## Motzkin numbers

Motzkin numbers (OEIS) (Wikipedia) have many interpretations, but one interpretation is that the nth Motzkin number is the number of distinct unary-binary trees with n nodes. A table of Motzkin numbers starts

N          Motzkin number M(N)
1          1
2          1
3          2
4          4
5          9
6         21
7         51
8        127
...


e.g. M(5) is 9, and the nine distinct unary-binary trees with 5 nodes are

1      (1 (1 (1 (1 0))))
2      (1 (1 (2 0 0)))
3      (1 (2 0 (1 0)))
4      (1 (2 (1 0) 0))
5      (2 0 (1 (1 0)))
6      (2 0 (2 0 0))
7      (2 (1 0) (1 0))
8      (2 (1 (1 0)) 0)
9      (2 (2 0 0) 0)


Take a single positive integer n as input and output all of the distinct unary-binary trees with n nodes.

Examples for n from 1 to 5 with parenthesis included for readability

0

(1 0)

(1 (1 0))
(2 0 0)

(1 (1 (1 0)))
(1 (2 0 0))
(2 0 (1 0))
(2 (1 0) 0)

(1 (1 (1 (1 0))))
(1 (1 (2 0 0)))
(1 (2 0 (1 0)))
(1 (2 (1 0) 0))
(2 0 (1 (1 0)))
(2 0 (2 0 0))
(2 (1 0) (1 0))
(2 (1 (1 0)) 0)
(2 (2 0 0) 0)


## Input

The input will be one positive integer.

## Output

The output should be an intelligible representation of the distinct unary-binary trees with that many nodes. It is not compulsory to use the exact string given by the BNF grammar above: it is sufficient that the syntax used give an unambiguous representation of the trees. E.g. you could use [] instead of (), an extra level of brackets [[]] instead of [], outer parenthesis are present or missing, extra commas or no commas, extra spaces, parenthesis or no parenthesis, etc.

All of these are equivalent:

(1 (2 (1 0) 0))
[1 [2 [1 0] 0]]
1 2 1 0 0
12100
(1 [2 (1 0) 0])
.:.--
*%*55
(- (+ (- 1) 1))
-+-11
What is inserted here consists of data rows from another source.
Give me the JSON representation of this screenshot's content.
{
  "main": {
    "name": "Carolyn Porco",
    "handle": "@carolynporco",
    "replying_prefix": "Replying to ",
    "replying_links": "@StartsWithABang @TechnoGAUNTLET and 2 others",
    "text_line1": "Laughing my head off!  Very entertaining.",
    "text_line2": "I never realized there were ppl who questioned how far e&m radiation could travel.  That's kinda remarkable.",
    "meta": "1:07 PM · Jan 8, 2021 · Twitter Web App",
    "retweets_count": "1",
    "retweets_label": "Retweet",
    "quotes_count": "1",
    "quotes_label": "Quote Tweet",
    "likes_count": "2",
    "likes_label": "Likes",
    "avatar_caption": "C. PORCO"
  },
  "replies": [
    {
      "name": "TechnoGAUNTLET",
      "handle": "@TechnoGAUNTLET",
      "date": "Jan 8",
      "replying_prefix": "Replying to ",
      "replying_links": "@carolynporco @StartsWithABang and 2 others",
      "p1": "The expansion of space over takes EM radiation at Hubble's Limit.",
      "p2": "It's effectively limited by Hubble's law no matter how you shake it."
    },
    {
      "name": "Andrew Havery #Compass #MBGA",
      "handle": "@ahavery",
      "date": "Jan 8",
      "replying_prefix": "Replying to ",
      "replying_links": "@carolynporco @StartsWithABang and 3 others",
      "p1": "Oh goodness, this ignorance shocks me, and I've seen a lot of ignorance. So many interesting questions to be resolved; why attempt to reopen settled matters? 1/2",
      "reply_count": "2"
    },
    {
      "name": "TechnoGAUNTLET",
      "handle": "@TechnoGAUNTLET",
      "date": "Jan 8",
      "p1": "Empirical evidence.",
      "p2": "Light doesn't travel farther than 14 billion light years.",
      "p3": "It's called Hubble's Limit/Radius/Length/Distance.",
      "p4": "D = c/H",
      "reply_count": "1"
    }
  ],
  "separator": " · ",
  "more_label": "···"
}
Also a variation purposed by @xnor in a comment. Since there is a way to translate this to a format that can be understood it is acceptable.

[[[]][]]  is (2 (1 0) 0)


To make this easier to understand convert some of the [] to () like so

[([])()]


[]


then insert a binary which needs two expression you get

 [()()] which is 2


and then for the first () insert a unary which needs one expression you get

 [([])()] which is 21


but since [] or () with no inner bracketing can represent 0 which needs no more expressions you can interpret it as

 2100


Note that answers should work theoretically with infinite memory, but will obviously run out of memory for an implementation-dependent finite input.

## A possible place to check for duplicate trees

One place to check for a duplicate is with M(5).
This one tree was generated twice for M(5) from M(4) trees

(2 (1 0) (1 0))


the first by adding a unary branch to

(2 (1 0) 0)


and second by adding a unary branch to

(2 0 (1 0))

10 Add another similar output example.
(1 (2 (1 0) 0))
[1 [2 [1 0] 0]]
1 2 1 0 0
12100
(1 [2 (1 0) 0])
.:.--
*%*55
(- (+ (- 1) 1))
-+-11

(1 (2 (1 0) 0))
[1 [2 [1 0] 0]]
1 2 1 0 0
12100
(1 [2 (1 0) 0])
.:.--
*%*55

(1 (2 (1 0) 0))
[1 [2 [1 0] 0]]
1 2 1 0 0
12100
(1 [2 (1 0) 0])
.:.--
*%*55
(- (+ (- 1) 1))
-+-11

9 Explain varation purposed by xnor
8 format equivelent section.
7 Give examples of similiar output for a single case.
6 deleted 185 characters in body
5 added 6 characters in body
4 Add more detail. Explain if the answer should be a continuous sequence or sepearte sets.